- Echt DS, Liebson PR, Mitchell LB et al. Mortality and morbidity in patients receiving encainide, flecainide, or placebo. The Cardiac Arrhythmia Suppression Trial. N Engl J Med 1991;324:781–8. http://dx.doi.org/10.1056/NEJM199103213241201
- Bardy GH, Lee KL, Mark DB et al. Amiodarone or an implantable cardioverter-defibrillator for congestive heart failure. N Engl J Med 2005;352:225–37. http://dx.doi.org/10.1056/NEJMoa043399
- Vorperian VR, Havighurst TC, Miller S, January CT. Adverse effects of low dose amiodarone: a meta-analysis. J Am Coll Cardiol 1997;30:791–8. http://dx.doi.org/10.1016/S0735-1097(97)00220-9
- Vassallo P, Trohman RG. Prescribing amiodarone: an evidence-based review of clinical indications. JAMA 2007;298:1312–22. http://dx.doi.org/10.1001/jama.298.11.1312

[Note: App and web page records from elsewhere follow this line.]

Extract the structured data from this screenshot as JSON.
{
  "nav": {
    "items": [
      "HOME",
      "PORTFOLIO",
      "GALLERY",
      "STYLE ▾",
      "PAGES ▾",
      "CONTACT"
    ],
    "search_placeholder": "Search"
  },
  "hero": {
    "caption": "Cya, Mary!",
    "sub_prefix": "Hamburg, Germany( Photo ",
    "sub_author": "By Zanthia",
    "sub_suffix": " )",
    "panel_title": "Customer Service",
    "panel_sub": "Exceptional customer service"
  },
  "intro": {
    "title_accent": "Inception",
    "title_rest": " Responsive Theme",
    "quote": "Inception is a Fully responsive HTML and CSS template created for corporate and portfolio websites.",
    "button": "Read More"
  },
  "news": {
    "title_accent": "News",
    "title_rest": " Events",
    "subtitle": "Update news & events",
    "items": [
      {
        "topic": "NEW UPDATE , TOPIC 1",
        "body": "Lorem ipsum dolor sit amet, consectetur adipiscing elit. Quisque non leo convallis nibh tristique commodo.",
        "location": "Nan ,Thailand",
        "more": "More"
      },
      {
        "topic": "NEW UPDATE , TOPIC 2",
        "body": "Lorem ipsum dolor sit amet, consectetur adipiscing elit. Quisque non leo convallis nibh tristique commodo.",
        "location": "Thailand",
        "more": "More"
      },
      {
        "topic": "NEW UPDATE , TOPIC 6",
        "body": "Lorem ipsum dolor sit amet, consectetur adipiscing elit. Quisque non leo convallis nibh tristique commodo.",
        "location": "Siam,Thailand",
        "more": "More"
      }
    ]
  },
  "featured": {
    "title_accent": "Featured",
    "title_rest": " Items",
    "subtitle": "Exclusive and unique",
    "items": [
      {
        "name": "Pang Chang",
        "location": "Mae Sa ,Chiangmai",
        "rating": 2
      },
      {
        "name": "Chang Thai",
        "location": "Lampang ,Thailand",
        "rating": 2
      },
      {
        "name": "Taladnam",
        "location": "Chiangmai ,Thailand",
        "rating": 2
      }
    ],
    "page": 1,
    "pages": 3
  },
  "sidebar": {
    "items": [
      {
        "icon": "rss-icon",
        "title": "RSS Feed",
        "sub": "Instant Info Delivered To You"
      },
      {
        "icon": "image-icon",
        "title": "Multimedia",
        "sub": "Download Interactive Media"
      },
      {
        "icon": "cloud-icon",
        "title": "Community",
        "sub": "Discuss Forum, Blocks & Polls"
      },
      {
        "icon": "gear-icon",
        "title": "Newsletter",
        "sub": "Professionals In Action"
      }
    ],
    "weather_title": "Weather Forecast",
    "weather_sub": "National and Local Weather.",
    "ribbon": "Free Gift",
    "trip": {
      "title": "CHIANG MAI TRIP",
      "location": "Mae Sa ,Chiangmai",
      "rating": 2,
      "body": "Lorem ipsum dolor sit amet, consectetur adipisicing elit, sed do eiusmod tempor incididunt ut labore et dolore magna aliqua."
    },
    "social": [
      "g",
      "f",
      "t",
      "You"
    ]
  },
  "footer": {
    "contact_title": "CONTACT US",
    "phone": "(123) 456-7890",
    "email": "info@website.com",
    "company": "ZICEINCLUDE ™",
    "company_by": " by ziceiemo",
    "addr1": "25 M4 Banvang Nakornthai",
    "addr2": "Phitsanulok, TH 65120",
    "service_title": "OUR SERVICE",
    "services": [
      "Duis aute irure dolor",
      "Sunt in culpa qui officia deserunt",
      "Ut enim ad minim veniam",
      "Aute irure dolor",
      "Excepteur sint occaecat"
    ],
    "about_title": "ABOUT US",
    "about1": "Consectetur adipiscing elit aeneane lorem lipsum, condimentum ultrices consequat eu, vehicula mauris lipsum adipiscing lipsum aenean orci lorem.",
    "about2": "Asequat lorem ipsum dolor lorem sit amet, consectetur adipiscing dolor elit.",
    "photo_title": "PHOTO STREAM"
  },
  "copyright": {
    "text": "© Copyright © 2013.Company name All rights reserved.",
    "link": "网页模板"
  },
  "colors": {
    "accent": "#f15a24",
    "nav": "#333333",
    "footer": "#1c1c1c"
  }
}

- Sanofi-Aventis. Multaq Summary of Product Characteristics, 2011;1–34.